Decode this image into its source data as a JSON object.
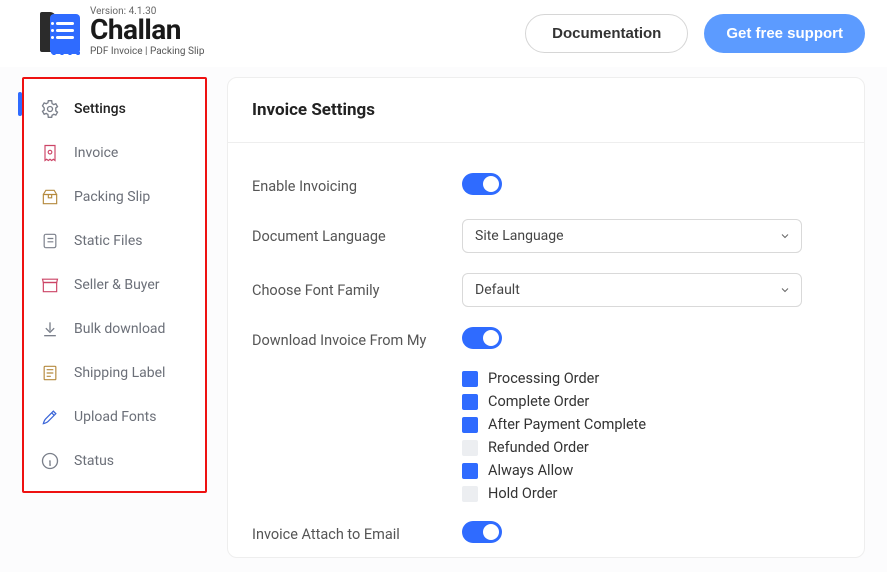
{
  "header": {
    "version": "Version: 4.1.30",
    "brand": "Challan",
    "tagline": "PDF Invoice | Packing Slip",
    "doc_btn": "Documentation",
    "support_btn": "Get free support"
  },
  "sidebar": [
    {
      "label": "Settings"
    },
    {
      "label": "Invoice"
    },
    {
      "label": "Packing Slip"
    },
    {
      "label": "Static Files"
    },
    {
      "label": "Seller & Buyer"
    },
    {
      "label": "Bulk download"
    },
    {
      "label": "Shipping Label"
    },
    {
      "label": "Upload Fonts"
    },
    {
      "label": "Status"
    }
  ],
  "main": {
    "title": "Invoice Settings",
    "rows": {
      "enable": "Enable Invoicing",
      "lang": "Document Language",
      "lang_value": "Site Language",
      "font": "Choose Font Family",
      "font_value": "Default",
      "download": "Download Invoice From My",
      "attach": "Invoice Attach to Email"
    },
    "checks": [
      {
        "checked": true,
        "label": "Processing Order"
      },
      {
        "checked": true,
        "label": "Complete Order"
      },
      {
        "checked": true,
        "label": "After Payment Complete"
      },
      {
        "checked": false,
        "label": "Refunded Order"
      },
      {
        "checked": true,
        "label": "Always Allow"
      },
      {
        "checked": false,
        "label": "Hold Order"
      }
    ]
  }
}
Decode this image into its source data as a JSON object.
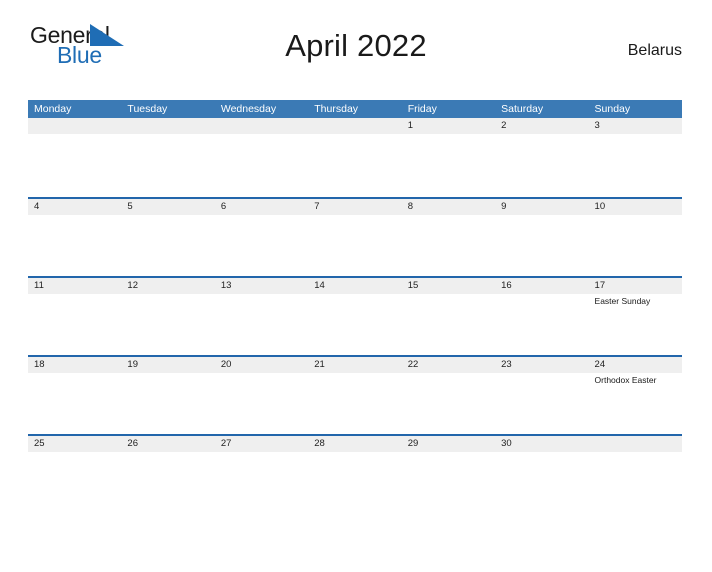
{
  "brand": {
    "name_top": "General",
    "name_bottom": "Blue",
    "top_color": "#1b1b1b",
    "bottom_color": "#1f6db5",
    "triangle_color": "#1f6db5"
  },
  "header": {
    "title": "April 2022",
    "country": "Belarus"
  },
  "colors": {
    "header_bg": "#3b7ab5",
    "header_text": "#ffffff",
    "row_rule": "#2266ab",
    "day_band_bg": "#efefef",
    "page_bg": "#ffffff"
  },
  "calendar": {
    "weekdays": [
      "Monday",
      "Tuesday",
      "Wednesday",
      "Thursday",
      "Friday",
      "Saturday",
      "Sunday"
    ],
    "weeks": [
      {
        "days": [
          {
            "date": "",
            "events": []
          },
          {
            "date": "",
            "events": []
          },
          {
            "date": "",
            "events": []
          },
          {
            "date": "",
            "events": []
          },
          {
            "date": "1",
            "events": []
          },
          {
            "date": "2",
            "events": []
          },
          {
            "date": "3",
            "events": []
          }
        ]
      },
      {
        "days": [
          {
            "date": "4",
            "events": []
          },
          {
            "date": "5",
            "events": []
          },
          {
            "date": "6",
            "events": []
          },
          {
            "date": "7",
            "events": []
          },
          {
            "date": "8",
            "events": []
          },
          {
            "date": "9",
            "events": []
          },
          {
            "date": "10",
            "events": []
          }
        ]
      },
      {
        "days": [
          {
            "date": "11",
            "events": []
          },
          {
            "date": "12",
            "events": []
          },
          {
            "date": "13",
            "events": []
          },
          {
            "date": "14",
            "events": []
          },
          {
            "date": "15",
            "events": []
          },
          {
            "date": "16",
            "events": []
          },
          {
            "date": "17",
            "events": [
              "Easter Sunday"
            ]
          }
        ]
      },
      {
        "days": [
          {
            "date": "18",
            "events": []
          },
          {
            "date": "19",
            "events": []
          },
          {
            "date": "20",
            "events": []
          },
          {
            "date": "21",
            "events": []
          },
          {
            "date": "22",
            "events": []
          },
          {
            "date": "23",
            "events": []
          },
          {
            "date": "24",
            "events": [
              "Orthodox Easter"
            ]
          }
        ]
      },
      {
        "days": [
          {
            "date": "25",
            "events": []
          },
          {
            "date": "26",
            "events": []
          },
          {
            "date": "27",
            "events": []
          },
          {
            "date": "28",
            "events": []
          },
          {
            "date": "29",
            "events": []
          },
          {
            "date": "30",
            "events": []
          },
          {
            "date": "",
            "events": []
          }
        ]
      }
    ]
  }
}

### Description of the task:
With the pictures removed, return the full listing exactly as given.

### Response to this task:
Decode this image into its source data as a JSON object.
{
  "header": {
    "version": "Version: 4.1.30",
    "brand": "Challan",
    "tagline": "PDF Invoice | Packing Slip",
    "doc_btn": "Documentation",
    "support_btn": "Get free support"
  },
  "sidebar": [
    {
      "label": "Settings"
    },
    {
      "label": "Invoice"
    },
    {
      "label": "Packing Slip"
    },
    {
      "label": "Static Files"
    },
    {
      "label": "Seller & Buyer"
    },
    {
      "label": "Bulk download"
    },
    {
      "label": "Shipping Label"
    },
    {
      "label": "Upload Fonts"
    },
    {
      "label": "Status"
    }
  ],
  "main": {
    "title": "Invoice Settings",
    "rows": {
      "enable": "Enable Invoicing",
      "lang": "Document Language",
      "lang_value": "Site Language",
      "font": "Choose Font Family",
      "font_value": "Default",
      "download": "Download Invoice From My",
      "attach": "Invoice Attach to Email"
    },
    "checks": [
      {
        "checked": true,
        "label": "Processing Order"
      },
      {
        "checked": true,
        "label": "Complete Order"
      },
      {
        "checked": true,
        "label": "After Payment Complete"
      },
      {
        "checked": false,
        "label": "Refunded Order"
      },
      {
        "checked": true,
        "label": "Always Allow"
      },
      {
        "checked": false,
        "label": "Hold Order"
      }
    ]
  }
}
Decode this image into its source data as a JSON object.
{
  "brand": {
    "name_top": "General",
    "name_bottom": "Blue",
    "top_color": "#1b1b1b",
    "bottom_color": "#1f6db5",
    "triangle_color": "#1f6db5"
  },
  "header": {
    "title": "April 2022",
    "country": "Belarus"
  },
  "colors": {
    "header_bg": "#3b7ab5",
    "header_text": "#ffffff",
    "row_rule": "#2266ab",
    "day_band_bg": "#efefef",
    "page_bg": "#ffffff"
  },
  "calendar": {
    "weekdays": [
      "Monday",
      "Tuesday",
      "Wednesday",
      "Thursday",
      "Friday",
      "Saturday",
      "Sunday"
    ],
    "weeks": [
      {
        "days": [
          {
            "date": "",
            "events": []
          },
          {
            "date": "",
            "events": []
          },
          {
            "date": "",
            "events": []
          },
          {
            "date": "",
            "events": []
          },
          {
            "date": "1",
            "events": []
          },
          {
            "date": "2",
            "events": []
          },
          {
            "date": "3",
            "events": []
          }
        ]
      },
      {
        "days": [
          {
            "date": "4",
            "events": []
          },
          {
            "date": "5",
            "events": []
          },
          {
            "date": "6",
            "events": []
          },
          {
            "date": "7",
            "events": []
          },
          {
            "date": "8",
            "events": []
          },
          {
            "date": "9",
            "events": []
          },
          {
            "date": "10",
            "events": []
          }
        ]
      },
      {
        "days": [
          {
            "date": "11",
            "events": []
          },
          {
            "date": "12",
            "events": []
          },
          {
            "date": "13",
            "events": []
          },
          {
            "date": "14",
            "events": []
          },
          {
            "date": "15",
            "events": []
          },
          {
            "date": "16",
            "events": []
          },
          {
            "date": "17",
            "events": [
              "Easter Sunday"
            ]
          }
        ]
      },
      {
        "days": [
          {
            "date": "18",
            "events": []
          },
          {
            "date": "19",
            "events": []
          },
          {
            "date": "20",
            "events": []
          },
          {
            "date": "21",
            "events": []
          },
          {
            "date": "22",
            "events": []
          },
          {
            "date": "23",
            "events": []
          },
          {
            "date": "24",
            "events": [
              "Orthodox Easter"
            ]
          }
        ]
      },
      {
        "days": [
          {
            "date": "25",
            "events": []
          },
          {
            "date": "26",
            "events": []
          },
          {
            "date": "27",
            "events": []
          },
          {
            "date": "28",
            "events": []
          },
          {
            "date": "29",
            "events": []
          },
          {
            "date": "30",
            "events": []
          },
          {
            "date": "",
            "events": []
          }
        ]
      }
    ]
  }
}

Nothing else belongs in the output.